Far away from the new Dominion, at the tip of Vancouver Island, Victoria’s Daily Colonist greeted July 1 as a “memorable day for British North America.” Its publisher, Amor de Cosmos, was apparently breaking with his long-time mentor Joseph Howe. Canada, de Cosmos predicted, will “play an important part in the world’s history,” guided by “a ministry composed of the best and greatest minds on the continent.” Confederation had “given the deathblow to Annexation.” All that remained to make the country complete was the construction of a railway to the Pacific coast and the admission of B.C. into confederation “as rapidly as possible.”
MOURNING IN THE MARITIMES
In Nova Scotia and New Brunswick, there were a few muted cheers and some loud sobbing.
In Halifax, the British Colonist greeted the day with a rambling headline: “DOMINION DAY. UNIVERSAL REJOICING. Gorgeous Decorations. Enthusiastic Celebration of the Inauguration of the Dominion of Canada. Grand Display of Fireworks. Illumination, Bon Fires, &c. NAVAL AND MILITARY REVIEW.
The Morning Chronicle published this obituary:
“Last night, at twelve o’clock, the free and enlightened Province of Nova Scotia. Deceased was the offspring of Old English stock, and promised to have proved an honour and support to her parents in their declining years. Her death was occasioned by unnatural treatment received at the hands of some of her ungrateful sons, who, taking advantage of the position she afforded them, betrayed her to the enemy. Funeral will take place from the Grande Parade this day, Monday, at 9 o’clock. Friends are requested not to attend, as her enemies, with becoming scorn, intend to insult the occasion with rejoicing.”
In Saint John, “There was nothing uproarious about the demonstrations” that marked July 1, the Morning News reported. “Everything was conducted in an orderly and becoming spirit, gratifying to the friends of the Union and at the same time not calculated to create an undue feeling of unpleasantness in the minds of those who have opposed the measure from a conviction of its unsuitability for our people.”
According to Timothy Anglin’s Morning Freeman, some of those politicians who had sought union for their own aggrandizement were rewarded, and some were disappointed. While Confederation Fathers James Mitchell and Leonard Tilley got cabinet posts “with salaries and pickings worth $8,000 to $10,000 per year,” “poor Dr. Tupper had to relinquish all idea of taking immediate possession of the seat in the cabinet of the new Dominion which was the prize he so coveted that he sold his country for the chance of winning it.”

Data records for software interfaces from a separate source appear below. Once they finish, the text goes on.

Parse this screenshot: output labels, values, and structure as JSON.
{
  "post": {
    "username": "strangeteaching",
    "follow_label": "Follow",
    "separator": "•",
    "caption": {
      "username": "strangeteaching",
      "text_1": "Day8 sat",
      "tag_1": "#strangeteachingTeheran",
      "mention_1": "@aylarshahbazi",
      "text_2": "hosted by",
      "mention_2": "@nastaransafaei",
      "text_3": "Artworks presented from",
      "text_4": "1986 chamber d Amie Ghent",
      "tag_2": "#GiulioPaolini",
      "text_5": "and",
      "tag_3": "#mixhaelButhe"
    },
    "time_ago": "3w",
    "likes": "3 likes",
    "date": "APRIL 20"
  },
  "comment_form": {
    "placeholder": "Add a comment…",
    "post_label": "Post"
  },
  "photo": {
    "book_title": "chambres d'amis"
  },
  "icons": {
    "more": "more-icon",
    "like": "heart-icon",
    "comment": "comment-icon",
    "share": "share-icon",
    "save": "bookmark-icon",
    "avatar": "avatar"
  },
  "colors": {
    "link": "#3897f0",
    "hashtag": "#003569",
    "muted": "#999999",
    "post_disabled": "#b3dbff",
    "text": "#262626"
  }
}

Elsewhere in Nova Scotia, July 1 was “by no means a day of rejoicing,” in the view of the Yarmouth Herald. “There was a burlesque celebration in the morning,” but numerous flags were reportedly flown at half-mast. “In several localities, men wore black weeds on their hats,” while at Milton, an effigy of Tupper “was suspended by the neck all afternoon” and in the evening “burnt side by side with a live rat.”
— Canada @ 150 —